I guess what I’m saying is I like the film’s simplicity—the material is so original and the performances so engaging that there’s no need to fancy things up.
I like the fact that it’s one of the few musicals that deals with real economic stakes in the character’s lives without creating glib rich/poor class dichotomies (My Fair Lady, Annie). Although it’s a love story, the central theme remains the yearning of the working class for a better life—it doesn’t romanticize the elite but rather ennobles the concept of upward mobility through hard work and solidarity. This common man element runs through the film and even colors the details—even the main love song (the terrific “There Once Was a Man”) compares historical and aristocratic love stories with the love two working class folk have for each other.
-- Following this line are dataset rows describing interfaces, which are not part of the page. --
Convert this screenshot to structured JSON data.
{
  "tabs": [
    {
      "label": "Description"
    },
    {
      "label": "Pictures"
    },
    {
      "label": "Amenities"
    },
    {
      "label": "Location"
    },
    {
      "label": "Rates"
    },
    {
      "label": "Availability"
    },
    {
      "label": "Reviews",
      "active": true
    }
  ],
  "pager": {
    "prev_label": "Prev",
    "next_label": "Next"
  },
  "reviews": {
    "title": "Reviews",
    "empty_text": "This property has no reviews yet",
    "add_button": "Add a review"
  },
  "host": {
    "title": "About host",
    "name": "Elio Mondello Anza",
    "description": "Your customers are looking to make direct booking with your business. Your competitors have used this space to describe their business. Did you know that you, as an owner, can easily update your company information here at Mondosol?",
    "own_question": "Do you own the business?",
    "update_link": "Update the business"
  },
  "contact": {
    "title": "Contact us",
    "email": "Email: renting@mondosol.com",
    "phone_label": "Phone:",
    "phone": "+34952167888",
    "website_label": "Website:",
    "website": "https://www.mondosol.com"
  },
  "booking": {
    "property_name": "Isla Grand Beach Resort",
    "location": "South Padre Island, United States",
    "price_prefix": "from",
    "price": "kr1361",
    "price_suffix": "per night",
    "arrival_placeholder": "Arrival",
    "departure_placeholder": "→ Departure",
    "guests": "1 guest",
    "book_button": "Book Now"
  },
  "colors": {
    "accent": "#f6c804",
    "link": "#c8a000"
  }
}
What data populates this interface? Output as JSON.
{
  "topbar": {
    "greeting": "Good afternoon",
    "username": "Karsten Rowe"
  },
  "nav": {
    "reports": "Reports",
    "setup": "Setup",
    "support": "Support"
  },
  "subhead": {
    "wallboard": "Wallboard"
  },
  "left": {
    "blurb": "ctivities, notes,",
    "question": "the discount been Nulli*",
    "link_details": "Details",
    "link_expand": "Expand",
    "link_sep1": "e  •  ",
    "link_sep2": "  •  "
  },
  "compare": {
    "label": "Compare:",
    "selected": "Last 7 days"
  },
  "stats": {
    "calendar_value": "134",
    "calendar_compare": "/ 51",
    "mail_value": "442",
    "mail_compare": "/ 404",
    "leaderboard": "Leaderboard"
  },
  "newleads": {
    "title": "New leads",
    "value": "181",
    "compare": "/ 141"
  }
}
I also like that the love story subverts many of the expectations we have from other musicals. Babe isn’t the classic ice queen alienated from love; she just hasn’t found the right person. But love doesn’t “feminize” her, either. There’s no personality makeover—a male fantasy that musicals often indulge in (hair down, glasses off: voila! Cyd Charisse!). When the chips are down, she doesn’t abandon love out of disillusionment, but because of a higher principle. We actually see what Sid sees in her. And even though Sid’s more of a “guy’s-guy” than the more typical “sensitive” male musical lead (Crosby, Astaire, Kelly), he’s still the starstruck romantic of the duo.
But none of this stuff matters if the film isn’t good, and boy is it ever. The songs are clever and catchy, the staging of the numbers charming and memorable, and the performances great fun (with the possible exception of Eddie Foy Jr.‘s comic “stylings”). Raitt is one of film’s great one-hit wonders. He’s got charisma to spare, and a terrific voice, but the remaining baritone parts by then were few and far between (Howard Keel took most of them already) and he seems too full of energy to be contained on the screen. Day (the only major cast member not part of the original stage production) is quite good and a far cry from the tedious virgin she’d incarnate just a few years later. And Haney is equal parts goofy and smokin’ when it’s her turn to showcase her dancing abilities.
I do miss “A New Town is a Blue Town” (the only cut song I might’ve put back in), but Raitt still has his classic signature tune “Hey There” (with the dictophone duet an inspired touch). “Steam Heat” and “Once-a-Year-Day” are bursting with energy, “Hernando’s Hideaway” (Robert Frost jokes aside) delivers on the match conceit, “I’ll Never Be Jealous Again” is genuinely funny (Foy’s fine when the music’s on; his cut number “Think of the Time I Save” was also a winner), and “Seven-and-a-Half Cents” is an irresistible way to wrap things up.
For me, it’s never a film that blows me away initially. But the cumulative effect, scene by scene, is always so satisfying that it becomes a film I end up falling for over and over again. Most people I talk to have never seen it, but end up being surprised at how something that good could’ve escaped their attention for so long. I’ve always imagined it would be a great candidate for a high school production (great subject, low demands on the dancing, easy-but-colorful production values) or for a theatrical revival (I’ve never seen one mounted that I can recall). I wish the DVD had a better transfer (a lot of the colors are muted and dingy compared to the original feature), but it still doesn’t diminish the quality of the film for me one bit.
So, let the new version of the SDMB Musical Lovers’ Salon & Debating Society commence!